As demand for faster payments increases around the world, financial institutions (FIs) in Europe are having to beef up investment in real-time data and payment processing infrastructure to meet the needs of their corporate clients.
But it might take a while for those investments to pay off in the liquidity management space, where Director of Euro Banking Association (EBA) Daniel Szmukler and Krister Billing, chairman of the EBA Liquidity Management Working Group (LMWG), say corporate treasurers’ appetite for bank-supplied real-time data and payments remains extremely low.
“When we investigated this, we found out that their internal processes were simply not designed for real-time payments. We were [also] quite surprised to see how far they lag behind some of the banks with regards to treating data in a real-time fashion,” Szmukler told PYMNTS in an interview, referencing insights captured in a EBA report on how companies use bank-supplied real-time data to manage liquidity.
Billing added that although there’s been a gradual move towards improving liquidity management with real-time data, the fact that the entire ecosystem of third parties that help support and facilitate instant payments processing does not operate 24/7 is a key reason corporate treasurers have not made the move to real-time a priority, not to mention the huge associated investments required to make that shift.
“It’s not just one little change [they need to make]. They have to completely configure their ERP [enterprise resource planning] systems and be able to move into cloud mode,” Billing noted, adding that the “big push” into a 24/7 mode of operation will come when “everything around them, like the FX [foreign exchange] market, is operating 24/7.”
The challenge of gathering and consolidating data in real time from the multiple financial institutions (FIs) most corporate firms deal with adds further complexity to the process, Billing said, and even when banks help by providing consolidated information, there is no guarantee that it can be delivered instantly upon demand.
Moving forward, however, what may accelerate real-time data use in the liquidity management space is the current interest rate environment, Billing explained, “because the opportunity cost of sitting with idle cash in many local accounts without having transparency on those positions will increase the alternative cost of those idle funds.”
The migration to ISO 20022, a new international standard for exchanging electronic messages which all global banking and financial service actors will have to adopt by 2025, has been touted as an important development in the international payment space and one that holds great promise for transforming global payments.
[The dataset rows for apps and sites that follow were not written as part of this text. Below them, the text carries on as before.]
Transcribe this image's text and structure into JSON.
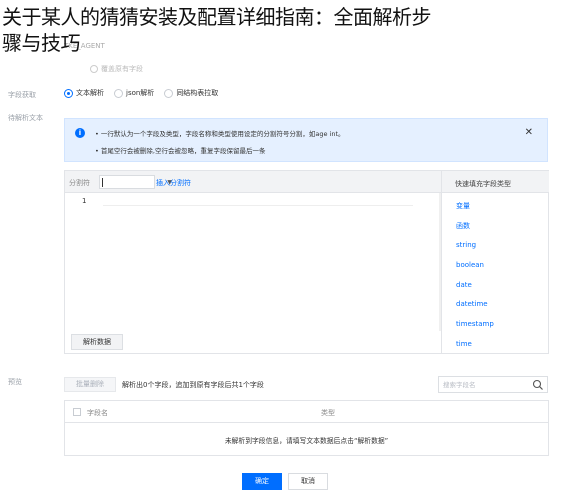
{
  "overlay": {
    "title_line1": "关于某人的猜猜安装及配置详细指南：全面解析步",
    "title_line2": "骤与技巧"
  },
  "header": {
    "agent_name": "TKE_AGENT",
    "top_option_1": "覆盖原有字段"
  },
  "labels": {
    "field_fetch": "字段获取",
    "text_to_parse": "待解析文本",
    "preview": "预览"
  },
  "parse_method": {
    "options": [
      "文本解析",
      "json解析",
      "同结构表拉取"
    ],
    "selected_index": 0
  },
  "info": {
    "line1": "• 一行默认为一个字段及类型，字段名称和类型使用设定的分割符号分割，如age int。",
    "line2": "• 首尾空行会被删除,空行会被忽略，重复字段保留最后一条"
  },
  "editor": {
    "separator_label": "分割符",
    "separator_value": "|",
    "insert_separator": "插入分割符",
    "line_number": "1",
    "parse_button": "解析数据"
  },
  "quick_fill": {
    "title": "快速填充字段类型",
    "items": [
      "变量",
      "函数",
      "string",
      "boolean",
      "date",
      "datetime",
      "timestamp",
      "time"
    ]
  },
  "preview": {
    "overwrite_button": "批量删除",
    "status": "解析出0个字段，追加到原有字段后共1个字段",
    "search_placeholder": "搜索字段名",
    "columns": [
      "字段名",
      "类型"
    ],
    "empty_message": "未解析到字段信息，请填写文本数据后点击“解析数据”"
  },
  "footer": {
    "ok_label": "确定",
    "cancel_label": "取消"
  },
  "colors": {
    "accent": "#006eff",
    "info_bg": "#e5f0ff"
  }
}
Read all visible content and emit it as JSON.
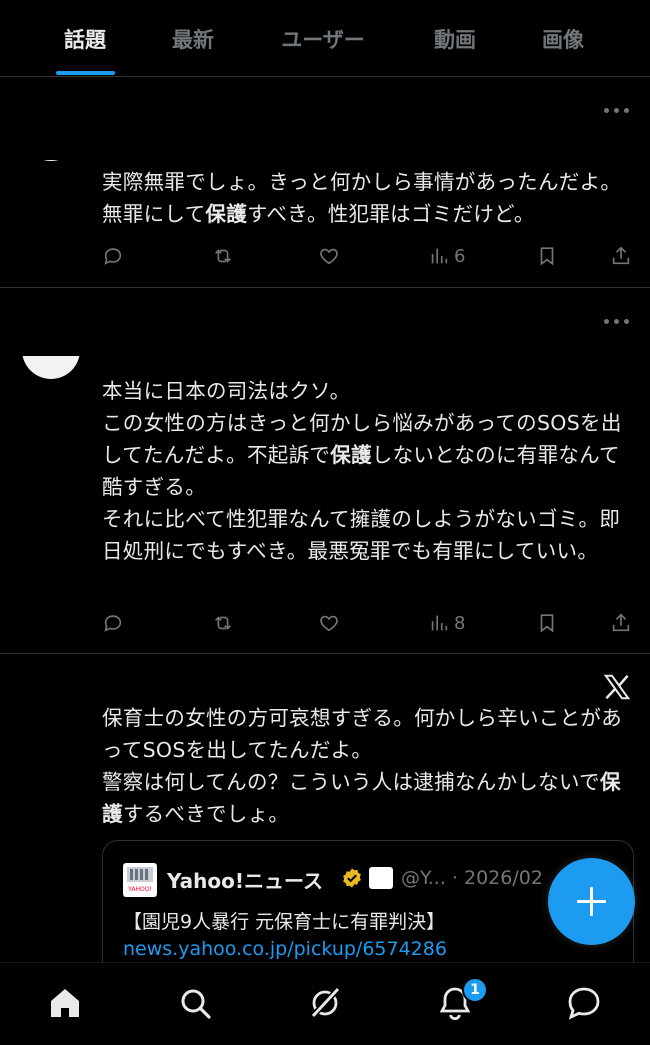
{
  "tabs": [
    {
      "label": "話題",
      "active": true
    },
    {
      "label": "最新",
      "active": false
    },
    {
      "label": "ユーザー",
      "active": false
    },
    {
      "label": "動画",
      "active": false
    },
    {
      "label": "画像",
      "active": false
    }
  ],
  "posts": [
    {
      "text_before": "実際無罪でしょ。きっと何かしら事情があったんだよ。無罪にして",
      "text_bold": "保護",
      "text_after": "すべき。性犯罪はゴミだけど。",
      "views": "6"
    },
    {
      "text_before": "本当に日本の司法はクソ。\nこの女性の方はきっと何かしら悩みがあってのSOSを出してたんだよ。不起訴で",
      "text_bold": "保護",
      "text_after": "しないとなのに有罪なんて酷すぎる。\nそれに比べて性犯罪なんて擁護のしようがないゴミ。即日処刑にでもすべき。最悪冤罪でも有罪にしていい。",
      "views": "8"
    },
    {
      "text_before": "保育士の女性の方可哀想すぎる。何かしら辛いことがあってSOSを出してたんだよ。\n警察は何してんの？こういう人は逮捕なんかしないで",
      "text_bold": "保護",
      "text_after": "するべきでしょ。"
    }
  ],
  "card": {
    "logo_text": "YAHOO!",
    "name": "Yahoo!ニュース",
    "handle": "@Y... · 2026/02",
    "title": "【園児9人暴行 元保育士に有罪判決】",
    "url": "news.yahoo.co.jp/pickup/6574286"
  },
  "notifications_badge": "1",
  "colors": {
    "accent": "#1d9bf0",
    "muted": "#71767b",
    "text": "#e7e9ea",
    "border": "#2f3336",
    "verified": "#e8b923"
  },
  "icons": {
    "post_actions": [
      "reply-icon",
      "repost-icon",
      "like-icon",
      "views-icon",
      "bookmark-icon",
      "share-icon"
    ],
    "bottom_nav": [
      "home-icon",
      "search-icon",
      "grok-icon",
      "notifications-icon",
      "messages-icon"
    ]
  }
}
According to Szmukler, the common language for financial messages will also benefit corporate firms operating in highly fragmented environments across Europe with multiple banks connected to their systems across different geographical locations, often resulting in scattered application programming interfaces (APIs) and unsynchronized information.
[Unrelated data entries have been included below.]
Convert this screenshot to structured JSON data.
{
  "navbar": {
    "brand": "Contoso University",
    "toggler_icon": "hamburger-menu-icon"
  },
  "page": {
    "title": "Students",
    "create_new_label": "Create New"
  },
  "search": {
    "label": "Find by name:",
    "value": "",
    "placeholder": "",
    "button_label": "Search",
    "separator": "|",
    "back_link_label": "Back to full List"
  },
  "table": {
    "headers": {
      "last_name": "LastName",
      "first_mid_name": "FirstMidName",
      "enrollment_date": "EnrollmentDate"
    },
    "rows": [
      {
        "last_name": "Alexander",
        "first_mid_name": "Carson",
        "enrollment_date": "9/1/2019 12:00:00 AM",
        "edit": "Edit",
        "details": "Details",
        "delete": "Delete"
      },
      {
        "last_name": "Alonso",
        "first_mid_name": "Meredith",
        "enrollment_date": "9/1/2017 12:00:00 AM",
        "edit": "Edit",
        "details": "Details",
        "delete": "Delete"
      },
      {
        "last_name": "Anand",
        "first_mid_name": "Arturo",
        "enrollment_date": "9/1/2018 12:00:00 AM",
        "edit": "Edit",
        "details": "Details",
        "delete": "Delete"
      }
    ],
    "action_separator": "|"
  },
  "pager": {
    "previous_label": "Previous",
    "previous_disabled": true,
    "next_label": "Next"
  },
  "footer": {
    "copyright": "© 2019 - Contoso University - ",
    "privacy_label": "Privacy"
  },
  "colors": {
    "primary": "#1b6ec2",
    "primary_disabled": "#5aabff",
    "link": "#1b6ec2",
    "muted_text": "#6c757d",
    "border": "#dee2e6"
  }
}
“This is where ISO can become a game changer in harmonizing highly complex processes and allow for much richer data transmission,” Szmukler pointed out.
But as Alexandre Maymat, head of global transaction and payment services at Société Générale, recently told PYMNTS, European banks have their work cut out for them when it comes to convincing corporate clients to get on board with the new messaging system.
It’s a challenge Szmukler acknowledged, attributing corporate client reluctance to a strong attachment to legacy processes and systems. “None of the enterprise resource planning or the treasury management systems that corporate clients connect to is ISO-native. So, they need a lot of conversion of formats, and that is causing complexity.”
Against that backdrop, Szmukler said banks will need to increase efforts in educating and helping corporate clients understand the benefits of working together on the same format, including having less friction in cross-border message flows, and improving the overall control of payment transactions.
And while the journey to connecting the entire financial ecosystem to ISO will be long, Szmukler’s view is that the standardization initiative will be a catalyst to drive payments innovation.
“All of the future value-added services of banks are based on ISO. This is true for instant payments; this is true for any request-to-pay messaging format and this is true for other services of that kind,” he said.
For all PYMNTS EMEA coverage, subscribe to the daily EMEA Newsletter.